In a deal that spared him a potential life sentence, a La Jolla man has pleaded guilty to involuntary manslaughter for selling fentanyl-laced pills to a woman who later died.
Joshua Alan Breslow, 54, was originally charged with murder in the September 2020 death of Sally Manchester Ricchiuti. She is the daughter of well-known San Diego developer Doug Manchester.
Breslow pleaded guilty to involuntary manslaughter and two counts of possession for sale of a controlled substance. He’s now facing a 15-year prison sentence.
Though Breslow’s attorney disputes the claim, prosecutors say Breslow was aware the pills he was selling were tainted with fentanyl.
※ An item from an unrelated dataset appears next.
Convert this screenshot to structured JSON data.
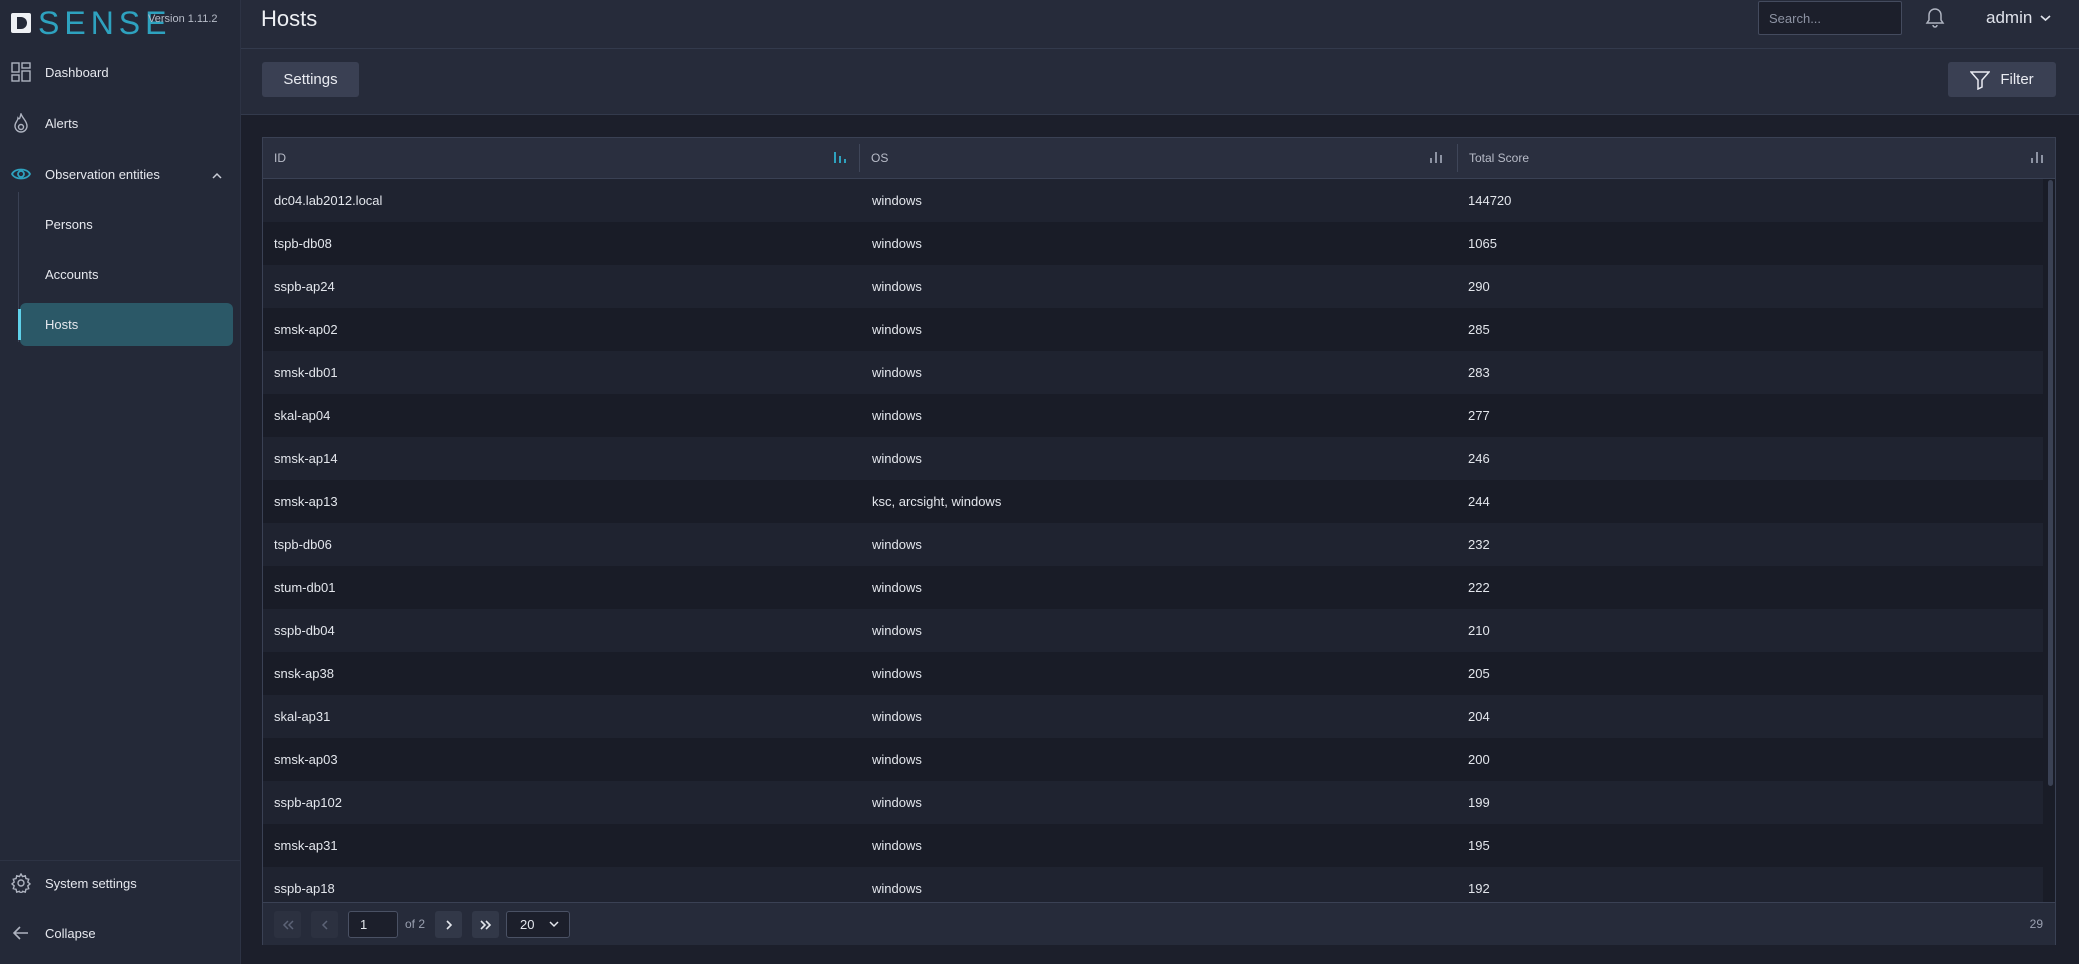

It was the basis for the original murder charge, which would have potentially carried a 25-years-to-life prison sentence.
“It doesn’t look like she knew what she was taking, and so when she was taking these pills, it did not appear like she was aware they were laced with fentanyl,” Deputy District Attorney Joel Madero said.
Even after Manchester Ricchiuti’s death, investigators found hundreds of fentanyl pills, cocaine and other drugs in Breslow’s La Jolla home, according to prosecutors.
Madero said the plea agreement to a lesser charge was part of a "complicated negotiation" process, in part, made with input from the Manchester family. The prosecutor said the case is a testament to the growing number of fentanyl-related cases and deaths.
“You just never know, and it could be in pill form, it could be powder form, we’ve seen in the past cocaine laced with fentanyl, letting people who are addicted to substances know that this is extremely dangerous,” said Madero.
Since 2020, 168 defendants have been prosecuted for dealing fentanyl, and in 2021, the office prosecuted 223 individuals for a total of 395, according to the District Attorney’s office. Five of those defendants were charged with murder.
Breslow, who appeared on the verge of tears during the plea change hearing, has expressed remorse, according to his attorney.
“He’s extremely remorseful, and I think you’ll see that at the sentencing. He’s been remorseful since day one. Sally was someone that he know very well. They went to high school together. They’ve known each other their entire lives and it’s really a double tragedy for both sides,” Breslow’s attorney Doug Gilliland said.
The San Diego County Board of Supervisors took a stand against the fentanyl epidemic on Tuesday by declaring a public health emergency.
Supervisors say it will help the county raise awareness about the issue and secure the necessary resources to fight the drug the CDC claims was the number one killer of people 18 to 45 years old in the U.S. last year – that’s more deaths attributed to fentanyl than COVID, heart disease, gun violence and car accidents.